When access is king, no one provides the patient with more access than the pharmacist.

Where people go for information, how they access it, and how they use it makes for a fascinating discussion, especially when dealing with the medical world. A recent Pew Research Center survey investigated where Americans go to get answers to their health care questions. The findings are a reflection of the times.

Peer-to-peer online groups, especially those dealing with rare and chronic diseases, have grown nationwide and worldwide. This new Pew study reveals that 1 in 4 Internet users living with a chronic disease—such as high blood pressure, diabetes, heart condition, lung condition, cancer, or another chronic ailment—have gone online to search for other people with similar health concerns. Caregivers and Internet users who have experienced a significant crisis or a change in their health are among those who seek people who are like them for counsel, especially on how to cope with the illness on a psychological level.

However, the study verifies that the health professional is still the central source of information for most Americans. When asked about the last time they had a health issue, 70% of adults in the United States said they received information, care, or support from a health professional—and that interaction happened offline. Compared with 54% of adults who turned to family and friends, and 24% who sought out fellow patients, clearly the health professional is the mainstay for information. But the online peer activity is gaining ground and remains a strong supplement.

Where the study missed the mark, however, was in defining exactly who that health care professional is. Asking “Who is more helpful when you need…”, the health professional group was listed as “professional sources like doctors and nurses.” With all due respect, where are the pharmacists? When access is king, no one provides the patient with more access than the pharmacist.

The distinction between professional help and personal sources is more clearly defined. The “more helpful when you need information about prescription drugs” question came in at 85% for health professionals and only 9% for fellow patients, family, and friends. “More helpful when you need information about alternative treatments” scored as 63% for health professionals and 24% for fellow patients, family, and friends. Not surprisingly, for “more helpful when you need emotional support in dealing with a health issue,” the health professional group came in at 41%, whereas fellow patients, family, and friends came in at 51%.

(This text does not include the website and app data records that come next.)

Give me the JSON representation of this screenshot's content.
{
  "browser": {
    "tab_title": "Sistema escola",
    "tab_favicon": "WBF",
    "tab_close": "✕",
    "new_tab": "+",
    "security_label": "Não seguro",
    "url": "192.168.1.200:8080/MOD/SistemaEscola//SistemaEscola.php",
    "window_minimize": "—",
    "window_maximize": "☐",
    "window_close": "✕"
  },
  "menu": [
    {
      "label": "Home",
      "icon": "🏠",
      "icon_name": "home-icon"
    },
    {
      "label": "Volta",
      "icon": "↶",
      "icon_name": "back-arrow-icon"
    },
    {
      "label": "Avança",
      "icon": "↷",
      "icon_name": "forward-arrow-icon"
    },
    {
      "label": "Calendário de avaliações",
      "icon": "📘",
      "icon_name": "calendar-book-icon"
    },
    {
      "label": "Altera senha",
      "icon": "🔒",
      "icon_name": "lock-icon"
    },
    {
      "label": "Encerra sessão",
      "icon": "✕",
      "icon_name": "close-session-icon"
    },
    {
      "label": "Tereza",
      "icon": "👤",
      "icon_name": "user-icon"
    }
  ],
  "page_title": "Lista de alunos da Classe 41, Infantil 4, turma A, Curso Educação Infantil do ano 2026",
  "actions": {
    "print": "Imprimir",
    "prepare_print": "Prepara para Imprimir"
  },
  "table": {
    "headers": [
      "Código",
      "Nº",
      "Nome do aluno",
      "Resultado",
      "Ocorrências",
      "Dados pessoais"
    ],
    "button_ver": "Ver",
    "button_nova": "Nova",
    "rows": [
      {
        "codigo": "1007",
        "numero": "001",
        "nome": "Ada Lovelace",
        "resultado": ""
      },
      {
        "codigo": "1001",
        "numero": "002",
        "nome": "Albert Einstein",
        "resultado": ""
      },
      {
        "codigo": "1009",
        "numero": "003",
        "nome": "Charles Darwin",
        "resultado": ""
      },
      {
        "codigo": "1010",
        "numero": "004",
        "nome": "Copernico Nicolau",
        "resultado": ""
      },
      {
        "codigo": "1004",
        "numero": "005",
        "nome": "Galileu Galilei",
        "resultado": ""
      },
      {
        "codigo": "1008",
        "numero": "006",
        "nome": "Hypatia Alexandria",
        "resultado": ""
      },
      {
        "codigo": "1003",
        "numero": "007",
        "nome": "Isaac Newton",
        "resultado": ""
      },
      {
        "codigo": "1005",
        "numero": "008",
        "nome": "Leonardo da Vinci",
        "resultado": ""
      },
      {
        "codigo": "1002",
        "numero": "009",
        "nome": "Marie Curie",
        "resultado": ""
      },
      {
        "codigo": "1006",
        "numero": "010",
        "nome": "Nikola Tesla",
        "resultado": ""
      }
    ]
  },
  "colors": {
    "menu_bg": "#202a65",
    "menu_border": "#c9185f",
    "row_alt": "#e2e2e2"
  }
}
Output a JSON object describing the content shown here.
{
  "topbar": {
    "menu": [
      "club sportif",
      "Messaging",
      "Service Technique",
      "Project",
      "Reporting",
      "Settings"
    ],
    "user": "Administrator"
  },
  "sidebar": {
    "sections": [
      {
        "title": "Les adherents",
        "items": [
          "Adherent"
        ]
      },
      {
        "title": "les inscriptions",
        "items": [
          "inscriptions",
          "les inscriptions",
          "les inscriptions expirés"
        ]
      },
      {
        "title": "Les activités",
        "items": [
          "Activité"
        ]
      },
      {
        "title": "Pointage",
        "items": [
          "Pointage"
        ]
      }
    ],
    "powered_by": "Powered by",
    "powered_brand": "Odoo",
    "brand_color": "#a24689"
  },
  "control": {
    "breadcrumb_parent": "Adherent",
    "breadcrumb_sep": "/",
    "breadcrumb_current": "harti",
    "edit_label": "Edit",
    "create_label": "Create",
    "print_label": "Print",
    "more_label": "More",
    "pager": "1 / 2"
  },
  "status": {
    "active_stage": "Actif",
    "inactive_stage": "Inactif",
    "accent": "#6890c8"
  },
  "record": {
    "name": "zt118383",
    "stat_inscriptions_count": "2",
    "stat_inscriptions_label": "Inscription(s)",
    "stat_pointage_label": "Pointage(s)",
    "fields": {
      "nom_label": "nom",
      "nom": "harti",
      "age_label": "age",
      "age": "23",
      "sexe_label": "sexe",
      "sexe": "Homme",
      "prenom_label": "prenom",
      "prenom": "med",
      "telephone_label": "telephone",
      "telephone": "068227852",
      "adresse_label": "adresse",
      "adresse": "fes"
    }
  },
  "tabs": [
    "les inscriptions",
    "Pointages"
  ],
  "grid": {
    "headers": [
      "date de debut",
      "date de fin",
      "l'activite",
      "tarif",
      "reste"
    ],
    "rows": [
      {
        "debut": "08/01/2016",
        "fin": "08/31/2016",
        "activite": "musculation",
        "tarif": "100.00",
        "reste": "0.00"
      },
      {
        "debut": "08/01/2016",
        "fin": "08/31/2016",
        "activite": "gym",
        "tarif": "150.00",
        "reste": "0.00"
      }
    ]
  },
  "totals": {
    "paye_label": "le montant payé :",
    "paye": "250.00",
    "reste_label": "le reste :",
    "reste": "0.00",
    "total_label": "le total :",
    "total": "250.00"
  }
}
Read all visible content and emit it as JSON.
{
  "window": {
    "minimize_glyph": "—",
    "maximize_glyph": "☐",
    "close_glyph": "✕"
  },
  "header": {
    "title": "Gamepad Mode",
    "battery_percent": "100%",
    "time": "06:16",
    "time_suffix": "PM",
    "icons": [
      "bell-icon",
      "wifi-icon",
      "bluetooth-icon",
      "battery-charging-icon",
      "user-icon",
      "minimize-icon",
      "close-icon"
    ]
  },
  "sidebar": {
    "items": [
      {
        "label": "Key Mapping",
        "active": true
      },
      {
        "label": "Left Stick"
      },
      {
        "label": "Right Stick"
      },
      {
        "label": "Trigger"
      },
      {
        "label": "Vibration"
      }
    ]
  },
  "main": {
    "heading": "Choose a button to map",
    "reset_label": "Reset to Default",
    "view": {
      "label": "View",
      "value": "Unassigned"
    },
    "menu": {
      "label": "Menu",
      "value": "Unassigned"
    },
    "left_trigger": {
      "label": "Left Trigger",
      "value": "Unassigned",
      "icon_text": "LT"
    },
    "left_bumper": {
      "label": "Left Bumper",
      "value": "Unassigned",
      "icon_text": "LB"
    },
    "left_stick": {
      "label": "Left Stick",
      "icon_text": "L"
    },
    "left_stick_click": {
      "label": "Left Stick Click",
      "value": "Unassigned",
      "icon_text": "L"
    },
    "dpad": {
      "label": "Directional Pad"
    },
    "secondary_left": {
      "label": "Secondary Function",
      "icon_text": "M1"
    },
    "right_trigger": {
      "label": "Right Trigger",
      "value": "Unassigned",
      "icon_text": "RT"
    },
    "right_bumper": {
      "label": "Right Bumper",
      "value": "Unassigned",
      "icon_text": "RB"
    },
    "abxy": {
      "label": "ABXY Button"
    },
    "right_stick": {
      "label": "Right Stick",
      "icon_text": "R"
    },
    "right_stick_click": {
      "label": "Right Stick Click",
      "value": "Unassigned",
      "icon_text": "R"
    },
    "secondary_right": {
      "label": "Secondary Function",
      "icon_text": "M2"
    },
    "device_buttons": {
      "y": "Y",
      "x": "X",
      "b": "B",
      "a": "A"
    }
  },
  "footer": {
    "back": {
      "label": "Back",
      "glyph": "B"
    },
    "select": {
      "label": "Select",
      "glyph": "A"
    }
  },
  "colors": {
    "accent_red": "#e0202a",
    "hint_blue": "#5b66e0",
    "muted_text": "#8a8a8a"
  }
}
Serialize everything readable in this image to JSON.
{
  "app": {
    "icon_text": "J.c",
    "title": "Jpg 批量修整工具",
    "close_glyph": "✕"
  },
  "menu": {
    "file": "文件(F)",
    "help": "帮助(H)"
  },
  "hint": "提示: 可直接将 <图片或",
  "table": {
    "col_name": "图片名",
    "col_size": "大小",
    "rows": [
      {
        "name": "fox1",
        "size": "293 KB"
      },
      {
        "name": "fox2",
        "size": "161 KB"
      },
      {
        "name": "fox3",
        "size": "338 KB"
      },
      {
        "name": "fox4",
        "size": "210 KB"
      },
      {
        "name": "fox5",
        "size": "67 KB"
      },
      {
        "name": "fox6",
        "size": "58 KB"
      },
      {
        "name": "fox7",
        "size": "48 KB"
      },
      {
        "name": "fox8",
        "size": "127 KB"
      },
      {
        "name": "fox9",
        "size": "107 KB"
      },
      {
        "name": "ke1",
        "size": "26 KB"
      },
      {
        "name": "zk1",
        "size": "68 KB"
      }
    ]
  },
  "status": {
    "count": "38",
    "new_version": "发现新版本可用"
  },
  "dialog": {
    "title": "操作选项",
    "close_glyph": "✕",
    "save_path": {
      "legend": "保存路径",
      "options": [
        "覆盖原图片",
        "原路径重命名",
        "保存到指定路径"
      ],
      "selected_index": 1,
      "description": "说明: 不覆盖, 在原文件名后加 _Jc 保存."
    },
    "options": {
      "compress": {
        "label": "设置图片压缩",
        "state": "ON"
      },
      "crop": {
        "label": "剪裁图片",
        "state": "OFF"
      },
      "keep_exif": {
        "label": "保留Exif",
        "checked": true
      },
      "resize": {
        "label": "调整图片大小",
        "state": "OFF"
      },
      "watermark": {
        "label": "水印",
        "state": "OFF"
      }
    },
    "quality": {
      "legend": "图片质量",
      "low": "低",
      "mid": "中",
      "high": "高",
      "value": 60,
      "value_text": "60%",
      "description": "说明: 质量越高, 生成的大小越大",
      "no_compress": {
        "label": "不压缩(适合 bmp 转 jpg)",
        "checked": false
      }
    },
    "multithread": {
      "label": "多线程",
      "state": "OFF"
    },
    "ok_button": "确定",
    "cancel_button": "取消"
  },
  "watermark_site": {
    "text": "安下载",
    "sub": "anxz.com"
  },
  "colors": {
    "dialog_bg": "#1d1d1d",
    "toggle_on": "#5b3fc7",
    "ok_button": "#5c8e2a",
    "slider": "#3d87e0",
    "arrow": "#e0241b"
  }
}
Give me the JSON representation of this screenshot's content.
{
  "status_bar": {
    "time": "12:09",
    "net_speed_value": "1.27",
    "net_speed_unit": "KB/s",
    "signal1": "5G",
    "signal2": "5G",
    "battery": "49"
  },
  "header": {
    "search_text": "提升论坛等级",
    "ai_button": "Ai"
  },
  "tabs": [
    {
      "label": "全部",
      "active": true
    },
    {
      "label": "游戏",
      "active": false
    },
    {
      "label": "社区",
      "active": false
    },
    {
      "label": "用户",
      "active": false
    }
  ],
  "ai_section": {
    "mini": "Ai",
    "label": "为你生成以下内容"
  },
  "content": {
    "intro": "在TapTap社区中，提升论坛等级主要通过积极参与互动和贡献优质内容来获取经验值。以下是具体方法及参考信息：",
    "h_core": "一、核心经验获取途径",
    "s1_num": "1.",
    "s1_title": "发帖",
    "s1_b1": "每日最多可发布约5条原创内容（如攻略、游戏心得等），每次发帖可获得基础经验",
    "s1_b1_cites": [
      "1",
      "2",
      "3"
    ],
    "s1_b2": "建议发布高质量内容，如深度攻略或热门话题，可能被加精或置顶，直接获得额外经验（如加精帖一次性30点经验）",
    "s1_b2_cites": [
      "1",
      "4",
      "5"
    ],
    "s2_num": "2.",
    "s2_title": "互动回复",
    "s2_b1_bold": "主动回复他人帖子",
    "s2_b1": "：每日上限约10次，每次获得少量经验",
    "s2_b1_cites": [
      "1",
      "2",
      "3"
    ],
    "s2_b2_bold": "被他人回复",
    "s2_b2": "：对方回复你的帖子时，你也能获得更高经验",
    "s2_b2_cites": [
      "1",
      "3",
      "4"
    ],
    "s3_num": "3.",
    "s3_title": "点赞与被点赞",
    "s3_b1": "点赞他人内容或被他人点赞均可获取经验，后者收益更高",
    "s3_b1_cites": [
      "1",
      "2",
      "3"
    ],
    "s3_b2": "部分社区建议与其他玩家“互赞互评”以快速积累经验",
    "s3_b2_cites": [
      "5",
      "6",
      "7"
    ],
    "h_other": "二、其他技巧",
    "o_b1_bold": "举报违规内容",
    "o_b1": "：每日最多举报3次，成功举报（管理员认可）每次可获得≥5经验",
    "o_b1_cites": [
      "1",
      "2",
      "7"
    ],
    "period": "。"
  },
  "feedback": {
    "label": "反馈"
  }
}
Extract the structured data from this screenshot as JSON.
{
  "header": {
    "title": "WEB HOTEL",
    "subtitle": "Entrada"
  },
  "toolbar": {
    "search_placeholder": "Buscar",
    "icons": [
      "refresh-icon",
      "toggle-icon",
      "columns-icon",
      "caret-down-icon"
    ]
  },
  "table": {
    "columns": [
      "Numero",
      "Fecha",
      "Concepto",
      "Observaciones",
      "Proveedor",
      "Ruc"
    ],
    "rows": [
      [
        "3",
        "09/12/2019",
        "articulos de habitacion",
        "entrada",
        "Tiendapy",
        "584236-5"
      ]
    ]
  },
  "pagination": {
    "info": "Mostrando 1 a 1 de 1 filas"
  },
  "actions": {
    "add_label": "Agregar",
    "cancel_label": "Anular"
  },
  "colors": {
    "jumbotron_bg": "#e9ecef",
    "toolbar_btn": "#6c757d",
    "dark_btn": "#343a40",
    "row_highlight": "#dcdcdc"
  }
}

Reality tells us that face-to-face access for health care by patients is a critical need—and the public will seek it where they can find it. That will mean pharmacists— and patient-driven online sources—will continue to provide answers to people’s health questions. Pharmacy Times is here to be the best source possible for pharmacists to go on answering those questions.

Thank you for reading!

Mike Hennessy